Betty Garcia and Taylor Ross pose for a photo after their yoga class. Ross doesn't fluently speak Spanish, but he said he likes being around it."Betty is a good friend of mine and a great yoga teacher. And I also love [Good Vibes Movement proprieter] Ben and have followed the progress with the studio. I wanted to come check it out for all those reasons, get in a good class," Ross said.

"Yoga is a universal language. And so you know, just being here you can kind of catch on to what people are doing whether or not you know what someone's saying specifically," Ross said. "And so it's a new perspective, it's a fresh class for me, but I don't think in the long run at the heart of it, it matters too much with the language someone’s speaking when they’re teaching.”

He said it was a nice challenge, to practice yoga primarily in Spanish. And Garcia said when other English speakers like Ross take the class, it helps build perspective.

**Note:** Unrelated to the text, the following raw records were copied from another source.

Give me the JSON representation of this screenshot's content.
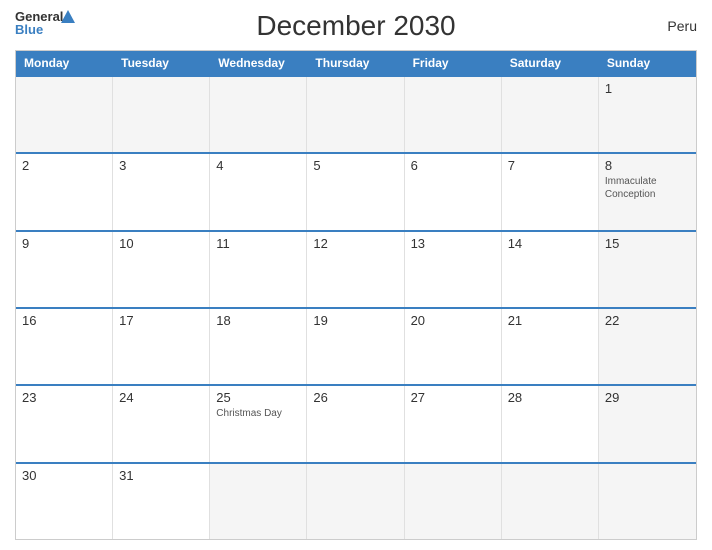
{
  "header": {
    "title": "December 2030",
    "country": "Peru"
  },
  "logo": {
    "general": "General",
    "blue": "Blue"
  },
  "days": [
    "Monday",
    "Tuesday",
    "Wednesday",
    "Thursday",
    "Friday",
    "Saturday",
    "Sunday"
  ],
  "weeks": [
    [
      {
        "num": "",
        "empty": true
      },
      {
        "num": "",
        "empty": true
      },
      {
        "num": "",
        "empty": true
      },
      {
        "num": "",
        "empty": true
      },
      {
        "num": "",
        "empty": true
      },
      {
        "num": "",
        "empty": true
      },
      {
        "num": "1",
        "event": ""
      }
    ],
    [
      {
        "num": "2",
        "event": ""
      },
      {
        "num": "3",
        "event": ""
      },
      {
        "num": "4",
        "event": ""
      },
      {
        "num": "5",
        "event": ""
      },
      {
        "num": "6",
        "event": ""
      },
      {
        "num": "7",
        "event": ""
      },
      {
        "num": "8",
        "event": "Immaculate Conception"
      }
    ],
    [
      {
        "num": "9",
        "event": ""
      },
      {
        "num": "10",
        "event": ""
      },
      {
        "num": "11",
        "event": ""
      },
      {
        "num": "12",
        "event": ""
      },
      {
        "num": "13",
        "event": ""
      },
      {
        "num": "14",
        "event": ""
      },
      {
        "num": "15",
        "event": ""
      }
    ],
    [
      {
        "num": "16",
        "event": ""
      },
      {
        "num": "17",
        "event": ""
      },
      {
        "num": "18",
        "event": ""
      },
      {
        "num": "19",
        "event": ""
      },
      {
        "num": "20",
        "event": ""
      },
      {
        "num": "21",
        "event": ""
      },
      {
        "num": "22",
        "event": ""
      }
    ],
    [
      {
        "num": "23",
        "event": ""
      },
      {
        "num": "24",
        "event": ""
      },
      {
        "num": "25",
        "event": "Christmas Day"
      },
      {
        "num": "26",
        "event": ""
      },
      {
        "num": "27",
        "event": ""
      },
      {
        "num": "28",
        "event": ""
      },
      {
        "num": "29",
        "event": ""
      }
    ],
    [
      {
        "num": "30",
        "event": ""
      },
      {
        "num": "31",
        "event": ""
      },
      {
        "num": "",
        "empty": true
      },
      {
        "num": "",
        "empty": true
      },
      {
        "num": "",
        "empty": true
      },
      {
        "num": "",
        "empty": true
      },
      {
        "num": "",
        "empty": true
      }
    ]
  ]
}
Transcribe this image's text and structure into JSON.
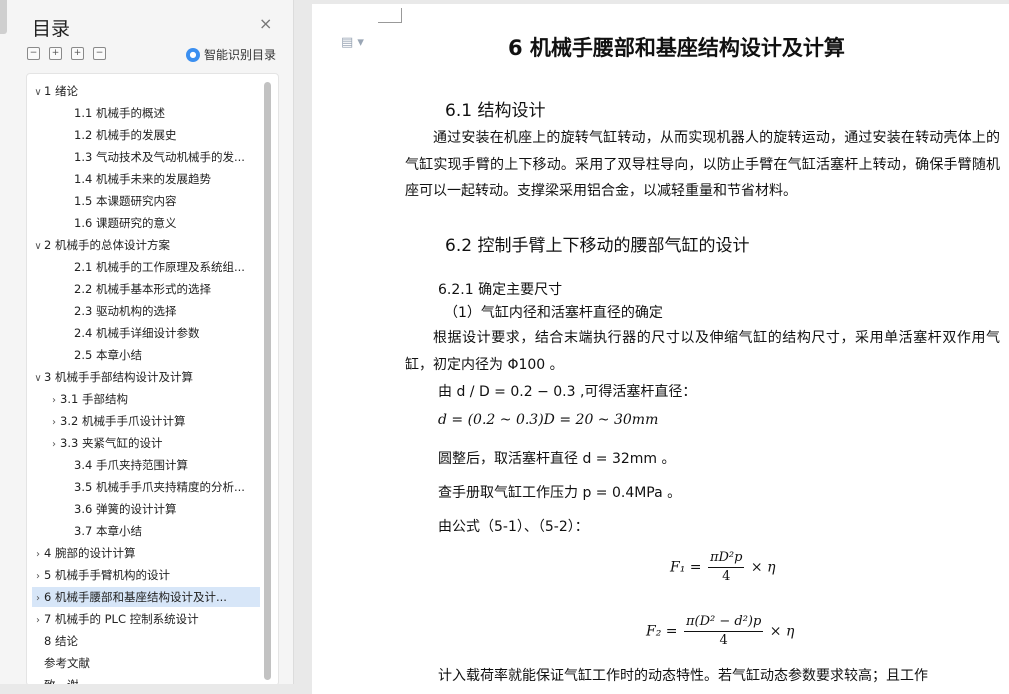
{
  "nav": {
    "title": "目录",
    "close_icon": "×",
    "tools": [
      "−",
      "+",
      "+",
      "−"
    ],
    "smart_label": "智能识别目录",
    "items": [
      {
        "label": "1 绪论",
        "expanded": true
      },
      {
        "label": "1.1 机械手的概述"
      },
      {
        "label": "1.2 机械手的发展史"
      },
      {
        "label": "1.3 气动技术及气动机械手的发..."
      },
      {
        "label": "1.4 机械手未来的发展趋势"
      },
      {
        "label": "1.5 本课题研究内容"
      },
      {
        "label": "1.6 课题研究的意义"
      },
      {
        "label": "2 机械手的总体设计方案",
        "expanded": true
      },
      {
        "label": "2.1 机械手的工作原理及系统组..."
      },
      {
        "label": "2.2 机械手基本形式的选择"
      },
      {
        "label": "2.3 驱动机构的选择"
      },
      {
        "label": "2.4 机械手详细设计参数"
      },
      {
        "label": "2.5 本章小结"
      },
      {
        "label": "3 机械手手部结构设计及计算",
        "expanded": true
      },
      {
        "label": "3.1 手部结构"
      },
      {
        "label": "3.2 机械手手爪设计计算"
      },
      {
        "label": "3.3 夹紧气缸的设计"
      },
      {
        "label": "3.4 手爪夹持范围计算"
      },
      {
        "label": "3.5 机械手手爪夹持精度的分析..."
      },
      {
        "label": "3.6 弹簧的设计计算"
      },
      {
        "label": "3.7 本章小结"
      },
      {
        "label": "4 腕部的设计计算"
      },
      {
        "label": "5 机械手手臂机构的设计"
      },
      {
        "label": "6 机械手腰部和基座结构设计及计...",
        "selected": true
      },
      {
        "label": "7 机械手的 PLC 控制系统设计"
      },
      {
        "label": "8 结论"
      },
      {
        "label": "参考文献"
      },
      {
        "label": "致　谢"
      }
    ]
  },
  "doc": {
    "title": "6  机械手腰部和基座结构设计及计算",
    "h61": "6.1  结构设计",
    "p1": "通过安装在机座上的旋转气缸转动，从而实现机器人的旋转运动，通过安装在转动壳体上的气缸实现手臂的上下移动。采用了双导柱导向，以防止手臂在气缸活塞杆上转动，确保手臂随机座可以一起转动。支撑梁采用铝合金，以减轻重量和节省材料。",
    "h62": "6.2  控制手臂上下移动的腰部气缸的设计",
    "h621": "6.2.1  确定主要尺寸",
    "s1": "（1）气缸内径和活塞杆直径的确定",
    "p2": "根据设计要求，结合末端执行器的尺寸以及伸缩气缸的结构尺寸，采用单活塞杆双作用气缸，初定内径为 Φ100 。",
    "l1": "由 d / D = 0.2 − 0.3 ,可得活塞杆直径：",
    "eq1": "d = (0.2 ~ 0.3)D = 20 ~ 30mm",
    "l2": "圆整后，取活塞杆直径  d = 32mm 。",
    "l3": "查手册取气缸工作压力 p = 0.4MPa 。",
    "l4": "由公式（5-1）、（5-2）：",
    "f1_lhs": "F₁ =",
    "f1_num": "πD²p",
    "f1_den": "4",
    "f1_tail": "× η",
    "f2_lhs": "F₂ =",
    "f2_num": "π(D² − d²)p",
    "f2_den": "4",
    "f2_tail": "× η",
    "p3": "计入载荷率就能保证气缸工作时的动态特性。若气缸动态参数要求较高；且工作"
  }
}
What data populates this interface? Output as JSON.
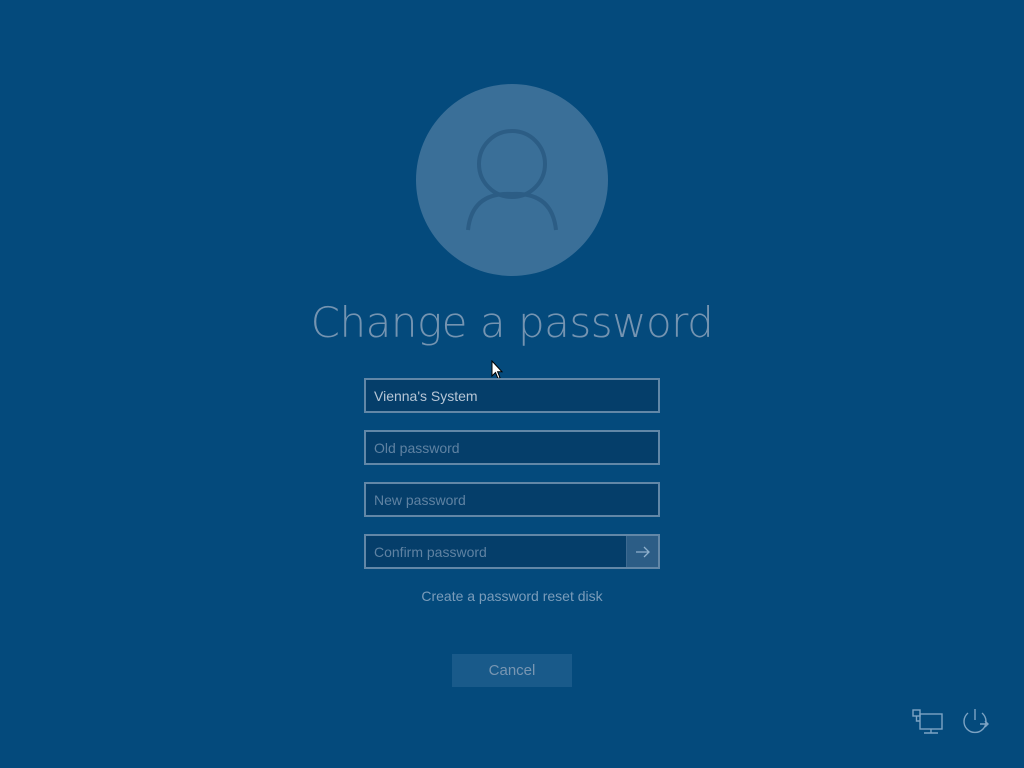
{
  "page": {
    "title": "Change a password"
  },
  "avatar": {
    "icon": "user-icon"
  },
  "form": {
    "username_value": "Vienna's System",
    "old_password_placeholder": "Old password",
    "new_password_placeholder": "New password",
    "confirm_password_placeholder": "Confirm password",
    "submit_icon": "arrow-right-icon"
  },
  "links": {
    "reset_disk": "Create a password reset disk"
  },
  "buttons": {
    "cancel": "Cancel"
  },
  "corner": {
    "network_icon": "network-icon",
    "power_icon": "power-icon"
  },
  "colors": {
    "background": "#044a7c",
    "avatar": "#3a6f98",
    "field_border": "#6287a7",
    "text_muted": "#7594b1"
  }
}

“It’s easy for somebody to just watch, and then do what they're doing. But you know, understanding it is completely different. And so which is nice, too, because it also makes other people aware of maybe what a non English speaker feels, not in their environment," Garcia said.

Sometimes yoga uses traditional Sanskrit words, which Garcia said there are no Spanish translations for.

"There's certain things that you just cannot translate no matter what, like, Chaturanga. You just cannot translate that. You just say, Chaturanga," Garcia emphasized the word in a Spanish accent. "You just got from there, and they'll mimic you."

When Garcia can manage a direct translation, for example silla instead of chair pose, she said it can be better for students.

"Yoga is something that you don't want it to be intimidating. And so if you can relate the words to them so that they can understand it better, instead of throwing, you know, a third language in there..." Garcia trailed off, and shrugged her shoulders.

She ended the class by instructing the students to bring their hands together, and to their heart center. She thanked them, and bowed her head,"Satnam."